    Video Orlando Shooting Changes Debate on Gun Control

    It’s been nearly two weeks since the largest mass shooting ever in the United States. Despite public calls for tighter gun control laws, Congress is at an impasse. Democratic lawmakers resorted to a 1960s civil rights tactic to portray their frustration. VOA’s Carolyn Presutti explains how the Orlando, Florida shooting is changing the debate.
    Video

    Video Tunisian Fishing Town Searches for Jobs, Local Development Solutions

    As the European Union tries to come to grips with its migrant crisis, some newcomers are leaving voluntarily. But those returning to their home countries face an uncertain future.  Five years after Tunisia's revolution, the tiny North African country is struggling with unrest, soaring unemployment and plummeting growth. From the southern Tunisian fishing town of Zarzis, Lisa Bryant takes a look for VOA at a search for local solutions.
    Video

    Video 'American Troops' in Russia Despite Tensions

    Historic battle re-enactment is a niche hobby with a fair number of adherents in Russia where past military victories are played-up by the Kremlin as a show of national strength. But, one group of World War II re-enactors in Moscow has the rare distinction of choosing to play western ally troops. VOA's Daniel Schearf explains.
    Video

    Video Experts: Very Few Killed in US Gun Violence Are Victims of Mass Shootings

    The deadly shooting at a Florida nightclub has reignited the debate in the U.S. over gun control. Although Congress doesn't provide government health agencies funds to study gun violence, public health experts say private research has helped them learn some things about the issue. VOA's Carol Pearson reports.
    Video

    Video Trump Unleashes Broadside Against Clinton to Try to Ease GOP Doubts

    Recent public opinion polls show Republican Donald Trump slipping behind Democrat Hillary Clinton in the presidential election matchup for November. Trump trails her both in fundraising and campaign organization, but he's intensifying his attacks on the former secretary of state. VOA National Correspondent Jim Malone reports.
    Video

    Video Muslim American Mayor Calls for Tolerance

    Syrian-born Mohamed Khairullah describes himself as "an American mayor who happens to be Muslim." As the three-term mayor of Prospect Park, New Jersey, he believes his town of 6,000 is an example of how ethnicity and religious beliefs should not determine a community's leadership. Ramon Taylor has this report from Prospect Park.
    Video
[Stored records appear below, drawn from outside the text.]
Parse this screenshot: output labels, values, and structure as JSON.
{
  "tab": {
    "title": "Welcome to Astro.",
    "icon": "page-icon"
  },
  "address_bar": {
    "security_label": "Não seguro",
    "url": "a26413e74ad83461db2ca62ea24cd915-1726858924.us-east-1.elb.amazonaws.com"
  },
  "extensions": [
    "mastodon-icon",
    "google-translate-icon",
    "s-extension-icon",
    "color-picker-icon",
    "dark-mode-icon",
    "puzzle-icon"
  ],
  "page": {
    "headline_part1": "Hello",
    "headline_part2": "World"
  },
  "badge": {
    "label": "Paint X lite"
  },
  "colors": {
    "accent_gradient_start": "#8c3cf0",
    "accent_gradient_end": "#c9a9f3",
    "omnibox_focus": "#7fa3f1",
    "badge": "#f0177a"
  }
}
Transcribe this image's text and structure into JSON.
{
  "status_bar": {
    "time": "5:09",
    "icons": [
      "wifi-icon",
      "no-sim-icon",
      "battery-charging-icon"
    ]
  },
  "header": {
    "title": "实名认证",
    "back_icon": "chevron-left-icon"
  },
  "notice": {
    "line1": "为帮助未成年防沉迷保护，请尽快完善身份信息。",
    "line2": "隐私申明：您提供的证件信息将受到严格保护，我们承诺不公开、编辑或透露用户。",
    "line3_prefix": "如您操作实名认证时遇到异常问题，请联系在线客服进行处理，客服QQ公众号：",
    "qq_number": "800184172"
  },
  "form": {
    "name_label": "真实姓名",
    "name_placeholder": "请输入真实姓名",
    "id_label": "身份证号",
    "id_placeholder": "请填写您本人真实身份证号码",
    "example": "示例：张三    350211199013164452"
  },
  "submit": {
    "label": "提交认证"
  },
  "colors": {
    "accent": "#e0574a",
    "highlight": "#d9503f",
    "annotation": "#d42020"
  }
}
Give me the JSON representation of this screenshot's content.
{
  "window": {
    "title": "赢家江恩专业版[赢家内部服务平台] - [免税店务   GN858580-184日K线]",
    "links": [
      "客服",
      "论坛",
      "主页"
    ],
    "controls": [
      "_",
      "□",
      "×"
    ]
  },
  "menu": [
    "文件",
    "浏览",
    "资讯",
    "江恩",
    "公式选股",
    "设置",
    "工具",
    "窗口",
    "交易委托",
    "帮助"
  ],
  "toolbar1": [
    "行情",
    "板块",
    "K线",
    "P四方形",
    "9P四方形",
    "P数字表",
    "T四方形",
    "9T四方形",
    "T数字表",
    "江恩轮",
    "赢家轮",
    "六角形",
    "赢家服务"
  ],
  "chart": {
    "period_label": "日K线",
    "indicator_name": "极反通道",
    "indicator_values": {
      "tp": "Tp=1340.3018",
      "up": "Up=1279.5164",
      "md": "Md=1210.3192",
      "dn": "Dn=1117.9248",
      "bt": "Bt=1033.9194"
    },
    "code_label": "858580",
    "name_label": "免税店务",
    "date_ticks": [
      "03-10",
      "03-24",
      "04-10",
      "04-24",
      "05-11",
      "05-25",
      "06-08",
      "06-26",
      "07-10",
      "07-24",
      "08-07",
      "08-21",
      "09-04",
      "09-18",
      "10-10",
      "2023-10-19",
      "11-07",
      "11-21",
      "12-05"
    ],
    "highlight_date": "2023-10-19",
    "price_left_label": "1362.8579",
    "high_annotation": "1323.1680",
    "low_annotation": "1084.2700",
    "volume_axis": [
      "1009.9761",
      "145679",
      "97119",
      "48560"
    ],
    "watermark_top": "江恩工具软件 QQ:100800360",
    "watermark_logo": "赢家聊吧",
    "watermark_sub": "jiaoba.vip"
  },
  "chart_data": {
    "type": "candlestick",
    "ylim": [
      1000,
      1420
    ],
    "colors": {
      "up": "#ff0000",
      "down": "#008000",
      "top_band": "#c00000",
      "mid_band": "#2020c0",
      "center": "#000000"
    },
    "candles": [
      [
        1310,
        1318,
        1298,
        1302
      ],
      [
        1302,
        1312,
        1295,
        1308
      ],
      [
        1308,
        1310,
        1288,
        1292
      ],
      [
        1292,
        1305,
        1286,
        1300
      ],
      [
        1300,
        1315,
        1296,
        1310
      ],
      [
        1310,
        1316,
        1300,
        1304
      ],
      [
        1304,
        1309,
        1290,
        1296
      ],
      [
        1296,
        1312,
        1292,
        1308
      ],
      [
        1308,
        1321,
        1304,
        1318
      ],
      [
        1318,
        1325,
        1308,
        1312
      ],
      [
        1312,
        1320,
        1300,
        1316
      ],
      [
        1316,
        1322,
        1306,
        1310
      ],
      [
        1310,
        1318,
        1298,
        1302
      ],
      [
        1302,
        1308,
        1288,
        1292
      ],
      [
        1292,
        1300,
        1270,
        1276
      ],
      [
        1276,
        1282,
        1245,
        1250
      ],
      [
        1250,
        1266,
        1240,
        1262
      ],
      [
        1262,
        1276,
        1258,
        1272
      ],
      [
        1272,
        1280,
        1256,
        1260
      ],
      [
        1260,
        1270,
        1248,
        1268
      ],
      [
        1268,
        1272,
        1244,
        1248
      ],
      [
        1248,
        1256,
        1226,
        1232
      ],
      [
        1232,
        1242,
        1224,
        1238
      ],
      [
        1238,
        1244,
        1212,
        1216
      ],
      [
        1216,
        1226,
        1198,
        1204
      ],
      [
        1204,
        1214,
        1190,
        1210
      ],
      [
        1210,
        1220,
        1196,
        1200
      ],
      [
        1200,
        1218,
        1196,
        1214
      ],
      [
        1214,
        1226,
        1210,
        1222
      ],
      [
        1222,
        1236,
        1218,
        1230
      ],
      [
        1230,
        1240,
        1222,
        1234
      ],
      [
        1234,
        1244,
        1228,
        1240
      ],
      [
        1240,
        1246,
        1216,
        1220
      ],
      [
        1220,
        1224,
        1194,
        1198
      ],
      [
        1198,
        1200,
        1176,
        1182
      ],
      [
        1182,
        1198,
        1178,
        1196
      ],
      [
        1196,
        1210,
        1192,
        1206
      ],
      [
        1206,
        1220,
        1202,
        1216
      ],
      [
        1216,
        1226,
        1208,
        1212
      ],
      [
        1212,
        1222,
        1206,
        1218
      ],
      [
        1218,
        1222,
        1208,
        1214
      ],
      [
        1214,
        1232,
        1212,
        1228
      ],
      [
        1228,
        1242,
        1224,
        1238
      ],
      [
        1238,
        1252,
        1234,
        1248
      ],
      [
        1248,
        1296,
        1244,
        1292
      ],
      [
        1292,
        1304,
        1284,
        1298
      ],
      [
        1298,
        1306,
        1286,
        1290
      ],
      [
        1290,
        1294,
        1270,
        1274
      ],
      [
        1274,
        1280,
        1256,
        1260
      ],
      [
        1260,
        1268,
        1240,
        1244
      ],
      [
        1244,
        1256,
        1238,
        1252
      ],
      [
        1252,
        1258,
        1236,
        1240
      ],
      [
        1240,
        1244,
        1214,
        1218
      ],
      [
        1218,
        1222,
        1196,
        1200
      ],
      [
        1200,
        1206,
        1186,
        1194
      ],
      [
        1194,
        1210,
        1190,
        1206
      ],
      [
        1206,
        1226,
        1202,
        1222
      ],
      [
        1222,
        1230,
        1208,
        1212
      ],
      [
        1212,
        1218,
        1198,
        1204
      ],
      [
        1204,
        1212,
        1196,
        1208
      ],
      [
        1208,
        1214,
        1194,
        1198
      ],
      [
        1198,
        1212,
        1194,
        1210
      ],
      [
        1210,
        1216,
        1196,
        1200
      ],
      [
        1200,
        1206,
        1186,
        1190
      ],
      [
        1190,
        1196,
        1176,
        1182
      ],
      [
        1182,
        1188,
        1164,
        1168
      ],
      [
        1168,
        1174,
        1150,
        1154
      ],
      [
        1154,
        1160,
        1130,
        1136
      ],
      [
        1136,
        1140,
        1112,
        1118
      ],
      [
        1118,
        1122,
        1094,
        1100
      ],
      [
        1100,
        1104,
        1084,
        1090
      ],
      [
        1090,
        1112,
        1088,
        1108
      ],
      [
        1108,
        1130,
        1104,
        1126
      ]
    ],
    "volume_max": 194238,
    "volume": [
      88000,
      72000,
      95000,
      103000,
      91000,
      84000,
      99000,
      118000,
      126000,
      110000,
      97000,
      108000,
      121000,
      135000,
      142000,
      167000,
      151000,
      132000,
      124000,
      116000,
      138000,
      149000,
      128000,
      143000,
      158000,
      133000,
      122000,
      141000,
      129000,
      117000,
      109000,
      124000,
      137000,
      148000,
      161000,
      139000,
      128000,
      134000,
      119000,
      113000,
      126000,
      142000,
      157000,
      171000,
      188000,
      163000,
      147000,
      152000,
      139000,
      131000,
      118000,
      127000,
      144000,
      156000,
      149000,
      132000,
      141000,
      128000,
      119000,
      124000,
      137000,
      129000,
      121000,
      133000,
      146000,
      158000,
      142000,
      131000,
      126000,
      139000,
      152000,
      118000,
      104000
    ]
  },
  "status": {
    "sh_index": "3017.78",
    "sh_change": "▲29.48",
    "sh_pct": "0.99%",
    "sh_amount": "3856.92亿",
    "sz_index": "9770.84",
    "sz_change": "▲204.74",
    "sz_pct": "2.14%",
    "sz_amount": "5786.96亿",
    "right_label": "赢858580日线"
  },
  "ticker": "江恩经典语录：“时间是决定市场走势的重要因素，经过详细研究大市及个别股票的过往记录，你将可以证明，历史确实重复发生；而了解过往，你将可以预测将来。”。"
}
    Video Internal Rifts Over Syria Policy Could Be Headache for Next US President

    With the Obama administration showing little outward enthusiasm for adopting a more robust Syria policy, there is a strong likelihood that the internal discontent expressed by State Department employees will roll over to the next administration. VOA State Department correspondent Pam Dockins reports.
    Video

    Video Senegal to Park Colorful ‘Cars Rapide’ Permanently

    Brightly painted cars rapide are a hallmark of Dakar, offering residents a cheap way to get around the capital city since 1976. But the privately owned minibuses are scheduled to be parked for good in late 2018, as Ricci Shryock reports for VOA.
    Video

    Video Florida Gets $1 Million in Emergency Government Funding for Orlando

    The U.S. government has granted $1 million in emergency funding to the state of Florida to cover the costs linked to the June 12 massacre in Orlando. U.S. Attorney General Loretta Lynch announced the grant Tuesday in Orlando, where she met with survivors of the shooting attack that killed 49 people. Zlatica Hoke reports.
    Video

    Video How to Print Impossible Shapes with Metal

    3-D printing with metals is rapidly becoming more advanced. As printers become more affordable, the industry is partnering with universities to refine processes for manufacturing previously impossible things. A new 3-D printing lab aims to bring the new technology closer to everyday use. VOA's George Putic reports.
    Video

    Video Big Somali Community in Minnesota Observes Muslim Religious Feast

    Ramadan is widely observed in the north central US state of Minnesota, which a large Muslim community calls home. VOA Somali service reporter Mohmud Masadde files this report from Minneapolis, the state's biggest city.

    Special Report

    Adrift The Invisible African Diaspora